Exercise requirements: Give the entries below again, word for word, and leave out the images.
Material shown section start
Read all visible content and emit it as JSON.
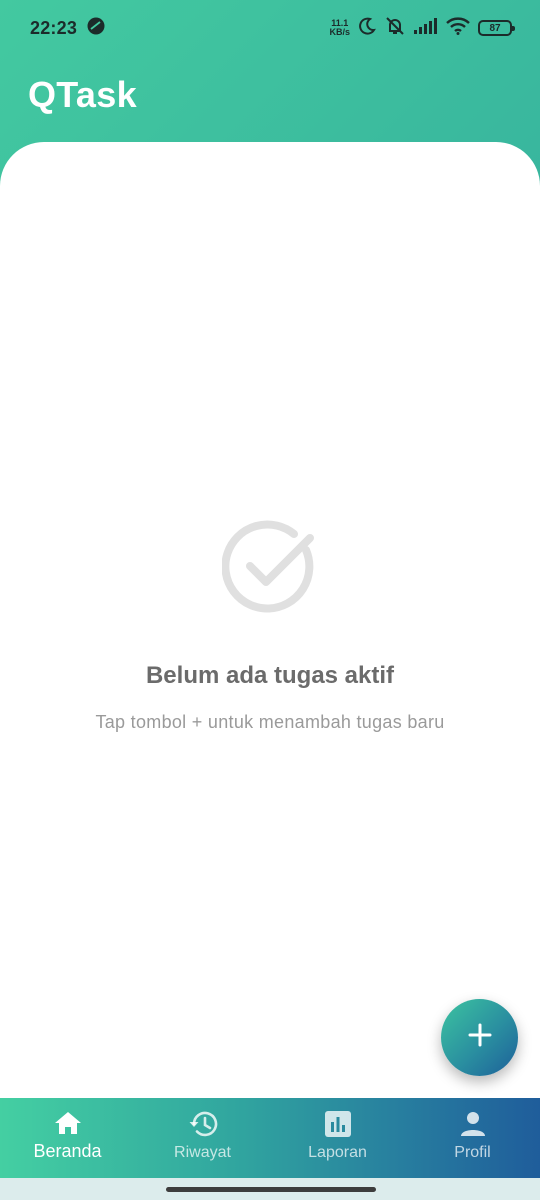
{
  "status_bar": {
    "time": "22:23",
    "net_speed_value": "11.1",
    "net_speed_unit": "KB/s",
    "battery": "87"
  },
  "app_bar": {
    "title": "QTask"
  },
  "empty_state": {
    "icon": "check-circle-icon",
    "title": "Belum ada tugas aktif",
    "subtitle": "Tap tombol + untuk menambah tugas baru"
  },
  "fab": {
    "icon": "plus-icon"
  },
  "bottom_nav": {
    "active_index": 0,
    "items": [
      {
        "label": "Beranda",
        "icon": "home-icon"
      },
      {
        "label": "Riwayat",
        "icon": "history-icon"
      },
      {
        "label": "Laporan",
        "icon": "report-icon"
      },
      {
        "label": "Profil",
        "icon": "person-icon"
      }
    ]
  },
  "colors": {
    "primary_start": "#43c9a0",
    "primary_end": "#1f5d9b",
    "empty_text": "#6b6b6b"
  }
}
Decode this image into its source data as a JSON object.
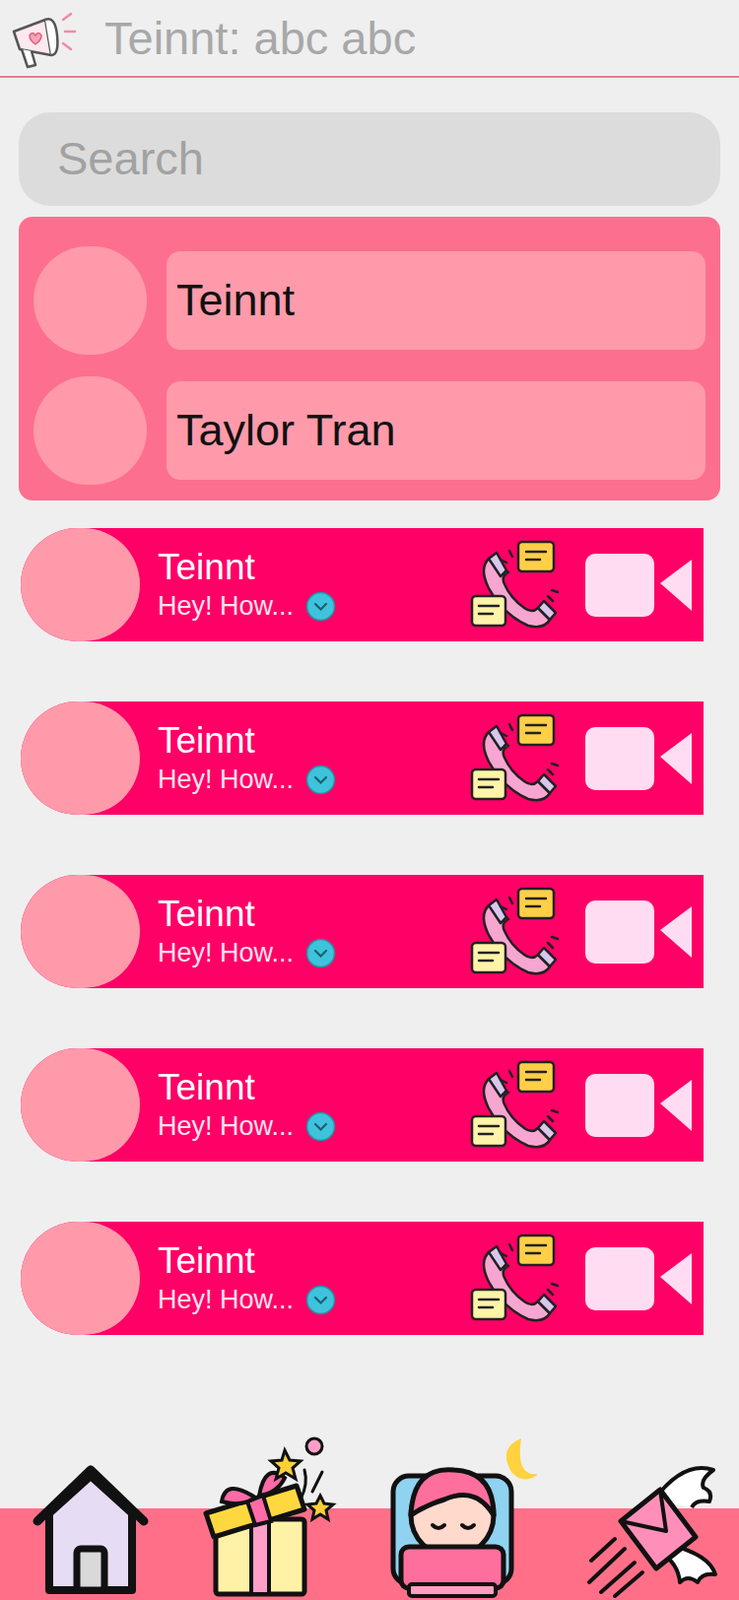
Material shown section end
Your response:
Read all visible content and emit it as JSON.
{
  "status_bar": {
    "time": "22:23",
    "net_speed_value": "11.1",
    "net_speed_unit": "KB/s",
    "battery": "87"
  },
  "app_bar": {
    "title": "QTask"
  },
  "empty_state": {
    "icon": "check-circle-icon",
    "title": "Belum ada tugas aktif",
    "subtitle": "Tap tombol + untuk menambah tugas baru"
  },
  "fab": {
    "icon": "plus-icon"
  },
  "bottom_nav": {
    "active_index": 0,
    "items": [
      {
        "label": "Beranda",
        "icon": "home-icon"
      },
      {
        "label": "Riwayat",
        "icon": "history-icon"
      },
      {
        "label": "Laporan",
        "icon": "report-icon"
      },
      {
        "label": "Profil",
        "icon": "person-icon"
      }
    ]
  },
  "colors": {
    "primary_start": "#43c9a0",
    "primary_end": "#1f5d9b",
    "empty_text": "#6b6b6b"
  }
}
Decode this image into its source data as a JSON object.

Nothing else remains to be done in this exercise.